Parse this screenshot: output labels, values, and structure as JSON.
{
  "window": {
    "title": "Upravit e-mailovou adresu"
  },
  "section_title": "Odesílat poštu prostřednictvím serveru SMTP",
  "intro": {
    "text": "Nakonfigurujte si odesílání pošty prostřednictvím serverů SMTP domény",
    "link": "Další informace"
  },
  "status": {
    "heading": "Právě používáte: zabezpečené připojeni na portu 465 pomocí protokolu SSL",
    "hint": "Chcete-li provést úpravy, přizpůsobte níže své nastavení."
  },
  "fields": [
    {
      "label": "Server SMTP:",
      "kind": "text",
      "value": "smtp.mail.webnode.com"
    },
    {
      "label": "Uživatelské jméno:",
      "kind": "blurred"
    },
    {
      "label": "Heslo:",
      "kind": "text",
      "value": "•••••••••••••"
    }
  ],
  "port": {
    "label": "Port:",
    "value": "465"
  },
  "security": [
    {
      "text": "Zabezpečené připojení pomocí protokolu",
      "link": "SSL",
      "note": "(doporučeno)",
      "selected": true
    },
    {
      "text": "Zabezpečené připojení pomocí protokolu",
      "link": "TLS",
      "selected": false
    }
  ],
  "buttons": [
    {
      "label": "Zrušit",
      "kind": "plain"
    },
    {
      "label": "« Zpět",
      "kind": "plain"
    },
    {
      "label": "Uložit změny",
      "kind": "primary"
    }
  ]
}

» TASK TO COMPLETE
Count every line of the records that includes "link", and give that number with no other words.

» REPLY TO THE EXERCISE
3